In a country that has long been dedicated to the ideal of a nation “of the people, by the people and for the people,” our Constitution is so written that the presidential candidate who gets the most votes from the people is not necessarily elected as president. In the election of 2000, Al Gore got a half-million more votes for president than George W. Bush, but Bush was elected because he got more votes in the Electoral College.
The Electoral College, as it was first envisioned, was entirely different from what it is today. Present-day electors are just a rubber stamp pledged to vote for a given candidate of a given party. Originally, the Constitution decreed:
Each State shall appoint, in such Manner as the Legislature thereof may direct, a Number of Electors, equal to the whole Number of Senators and Representatives to which the State may be entitled in the Congress: but no Senator or Representative, or Person holding an Office of Trust or Profit under the United States, shall be appointed an Elector.
The electors were to meet in their respective states. They were to cast two votes for president — at least one for someone who was not a resident of their state. The results were to be transmitted to the president of the U.S. Senate. The person getting the most votes would be elected as president provided he gets a majority of all the votes cast.

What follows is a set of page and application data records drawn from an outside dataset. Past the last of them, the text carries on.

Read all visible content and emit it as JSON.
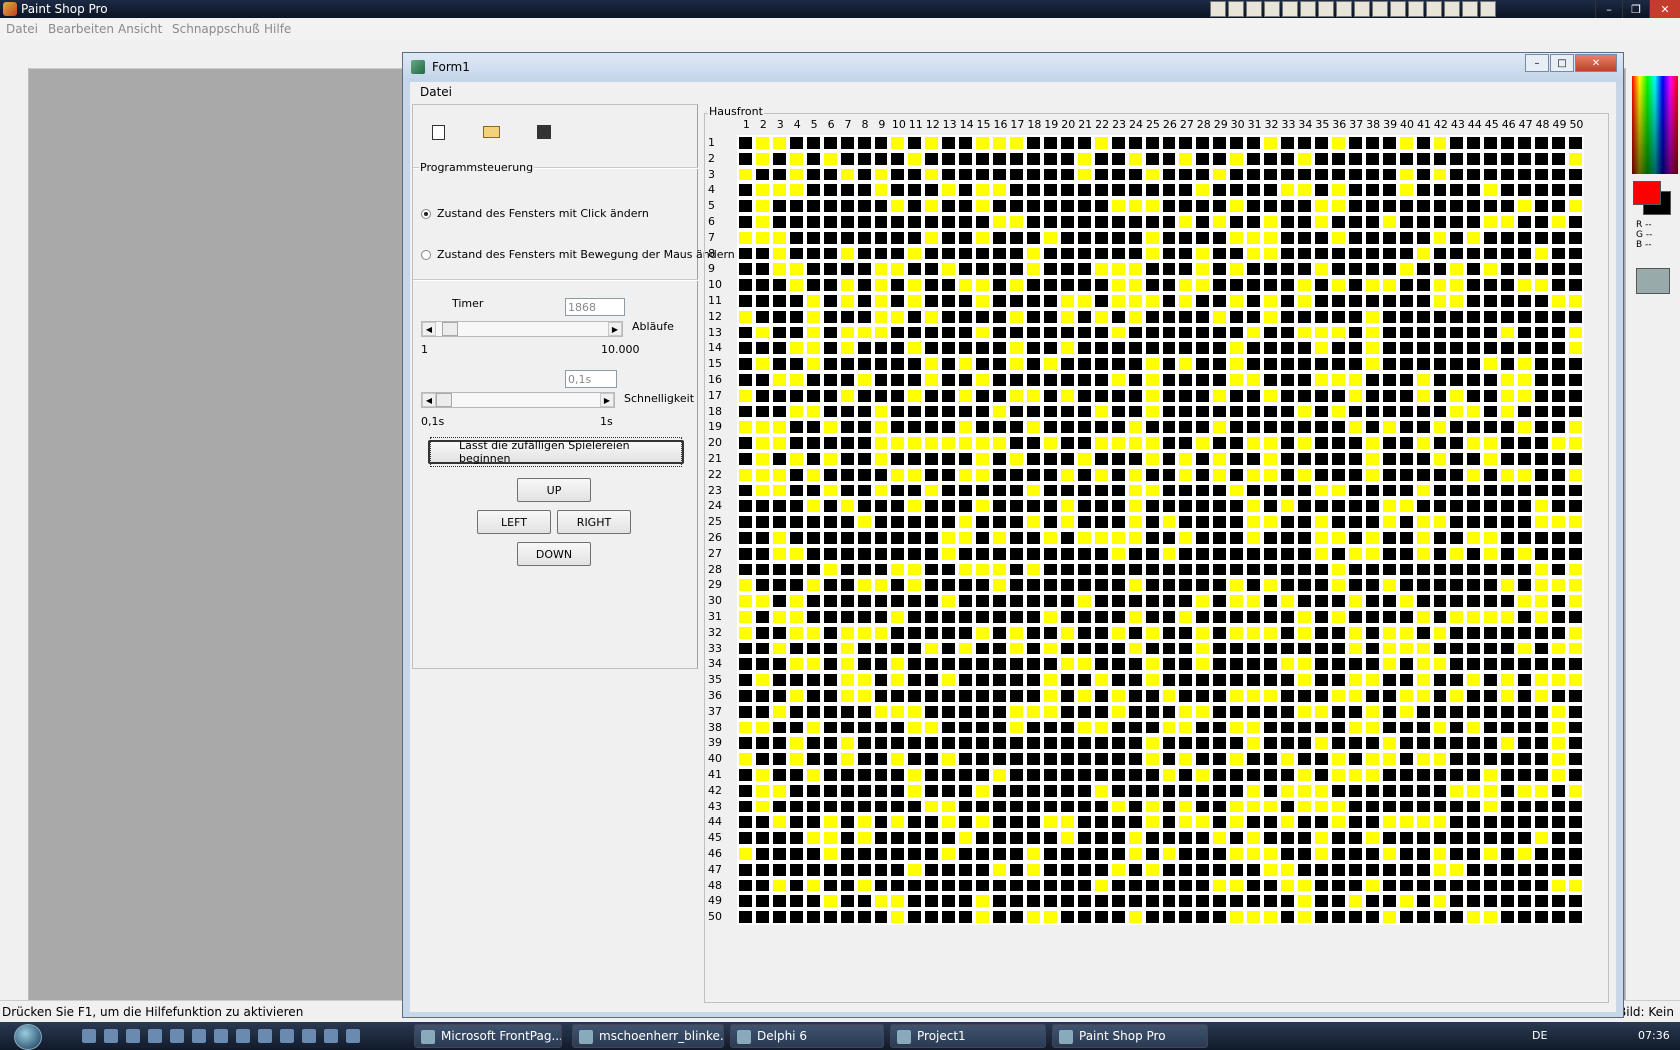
{
  "psp": {
    "title": "Paint Shop Pro",
    "menu": [
      "Datei",
      "Bearbeiten",
      "Ansicht",
      "Schnappschuß",
      "Hilfe"
    ],
    "status_left": "Drücken Sie F1, um die Hilfefunktion zu aktivieren",
    "status_right": "Bild: Kein",
    "rgb_readout": [
      "R --",
      "G --",
      "B --"
    ]
  },
  "form": {
    "title": "Form1",
    "menu": "Datei",
    "groupbox_label": "Programmsteuerung",
    "radio1_label": "Zustand des Fensters mit Click ändern",
    "radio2_label": "Zustand des Fensters mit Bewegung der Maus ändern",
    "timer_label": "Timer",
    "timer_value": "1868",
    "ablaeufe_label": "Abläufe",
    "slider1_min": "1",
    "slider1_max": "10.000",
    "slider1_position": 0.04,
    "speed_value": "0,1s",
    "speed_label": "Schnelligkeit",
    "slider2_min": "0,1s",
    "slider2_max": "1s",
    "slider2_position": 0.0,
    "start_button": "Lasst die zufälligen Spielereien beginnen",
    "up_button": "UP",
    "left_button": "LEFT",
    "right_button": "RIGHT",
    "down_button": "DOWN",
    "grid_title": "Hausfront",
    "grid_cols": 50,
    "grid_rows": 50
  },
  "taskbar": {
    "tasks": [
      "Microsoft FrontPag...",
      "mschoenherr_blinke...",
      "Delphi 6",
      "Project1",
      "Paint Shop Pro"
    ],
    "lang": "DE",
    "clock": "07:36"
  },
  "colors": {
    "on": "#ffff00",
    "off": "#000000",
    "fg": "#ff0000",
    "bg": "#000000"
  }
}
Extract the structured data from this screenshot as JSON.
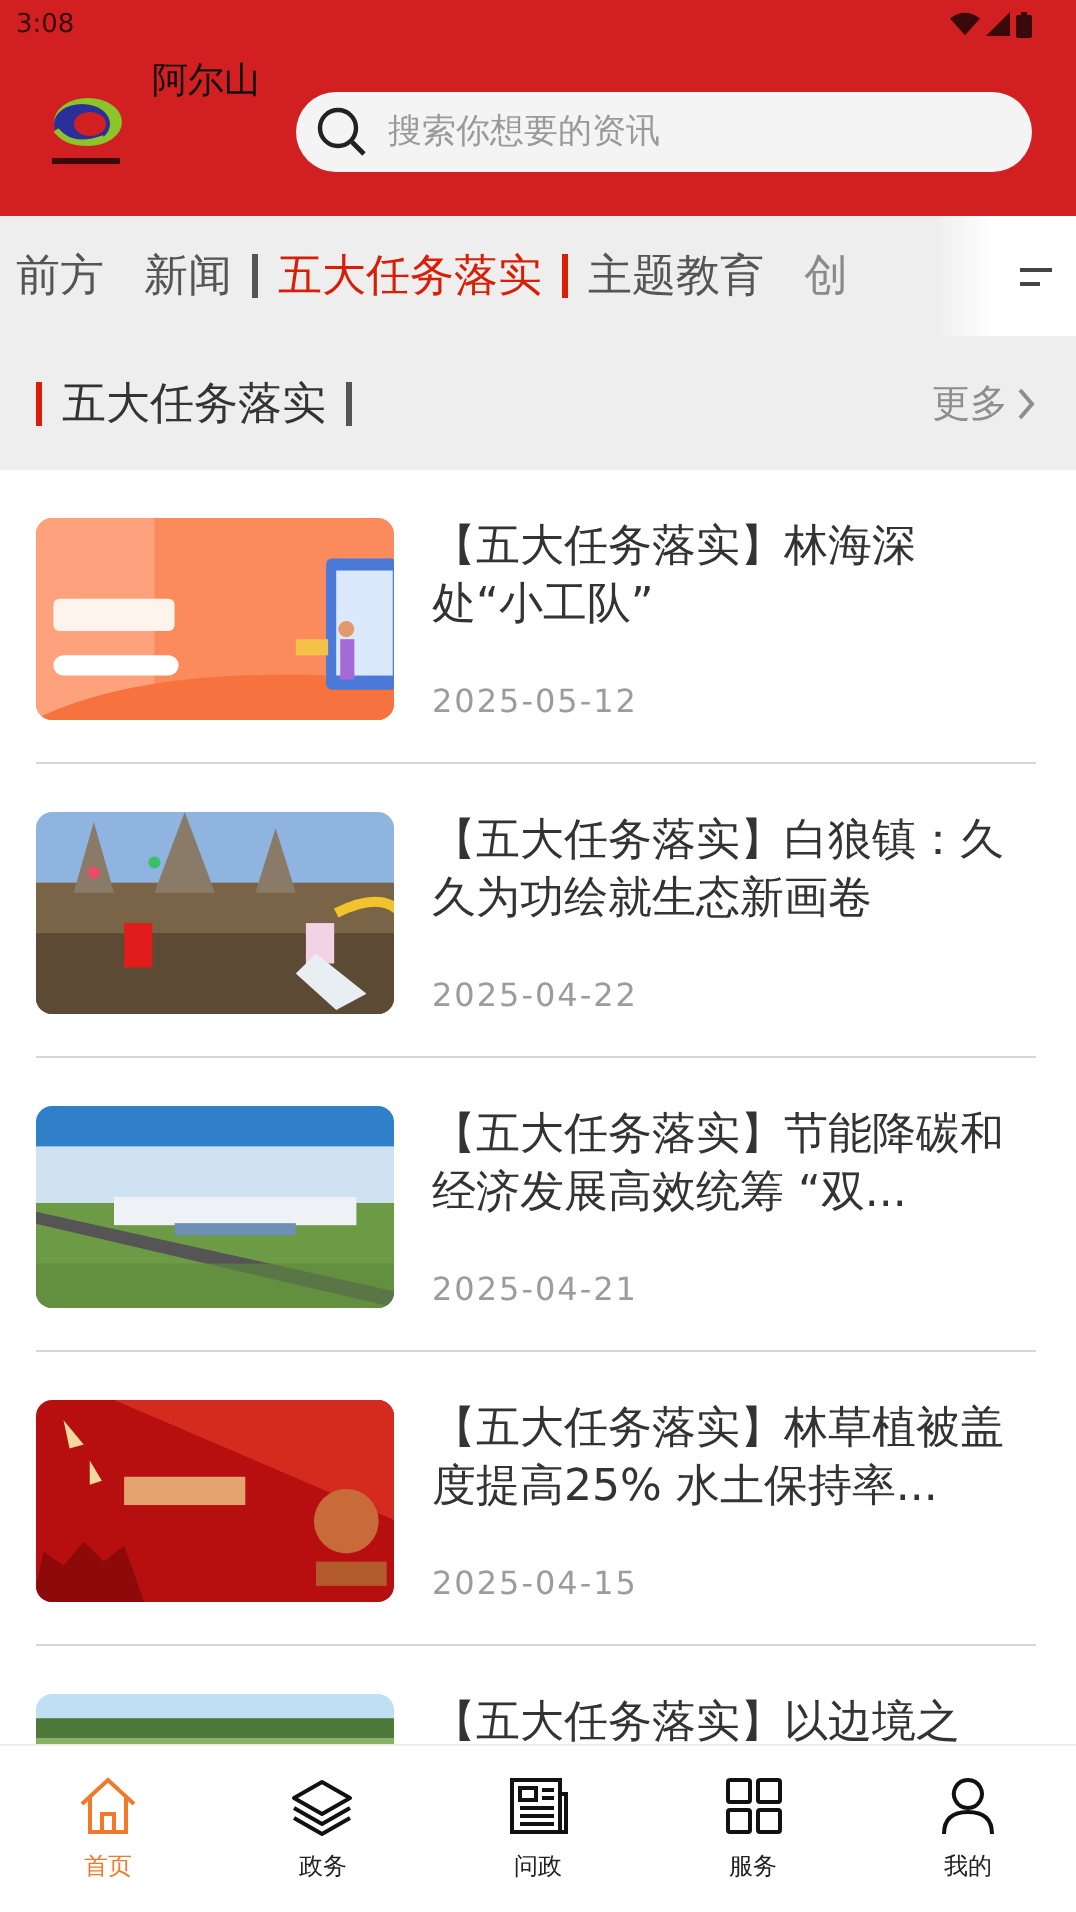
{
  "status_bar": {
    "time": "3:08"
  },
  "header": {
    "logo_name": "阿尔山",
    "search": {
      "placeholder": "搜索你想要的资讯"
    }
  },
  "tabs": [
    {
      "label": "前方",
      "selected": false
    },
    {
      "label": "新闻",
      "selected": false
    },
    {
      "label": "五大任务落实",
      "selected": true
    },
    {
      "label": "主题教育",
      "selected": false
    },
    {
      "label": "创",
      "selected": false
    }
  ],
  "section": {
    "title": "五大任务落实",
    "more": "更多"
  },
  "articles": [
    {
      "title": "【五大任务落实】林海深处“小工队”",
      "date": "2025-05-12"
    },
    {
      "title": "【五大任务落实】白狼镇：久久为功绘就生态新画卷",
      "date": "2025-04-22"
    },
    {
      "title": "【五大任务落实】节能降碳和经济发展高效统筹 “双...",
      "date": "2025-04-21"
    },
    {
      "title": "【五大任务落实】林草植被盖度提高25%  水土保持率...",
      "date": "2025-04-15"
    },
    {
      "title": "【五大任务落实】以边境之"
    }
  ],
  "bottom_nav": [
    {
      "label": "首页",
      "selected": true
    },
    {
      "label": "政务",
      "selected": false
    },
    {
      "label": "问政",
      "selected": false
    },
    {
      "label": "服务",
      "selected": false
    },
    {
      "label": "我的",
      "selected": false
    }
  ]
}
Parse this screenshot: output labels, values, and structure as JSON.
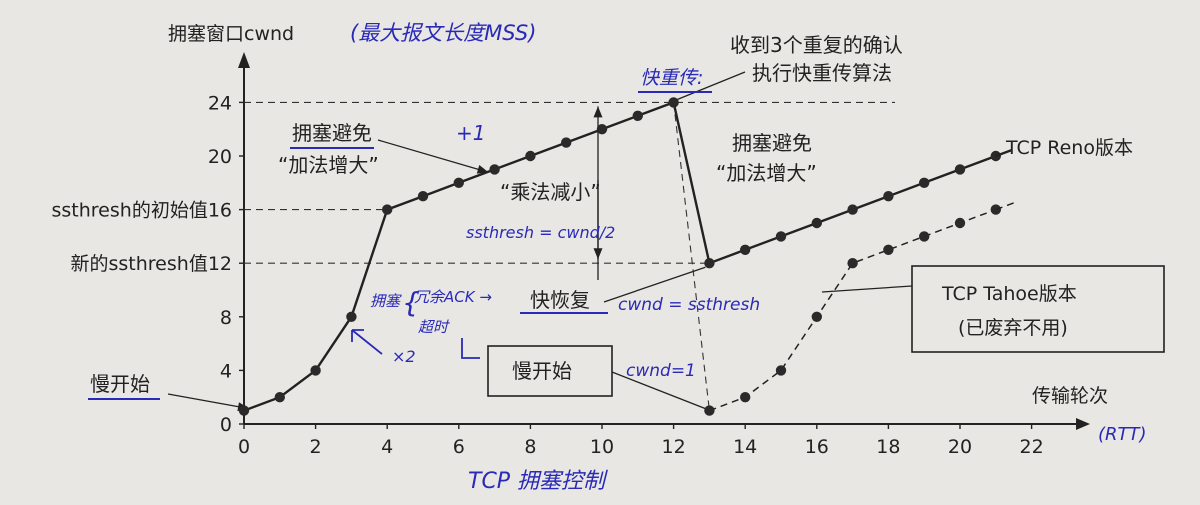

The Constitution then spells out the proper procedure in cases where the leading candidate did not get a majority of the electors’ votes.
The process revolved around electors who were generally distinguished citizens not pledged in advance to any candidate. They were free souls and not just meaningless names on a ballot — as it is today. Indeed, our present method is a stark contradiction of both the letter and spirit of the original intent.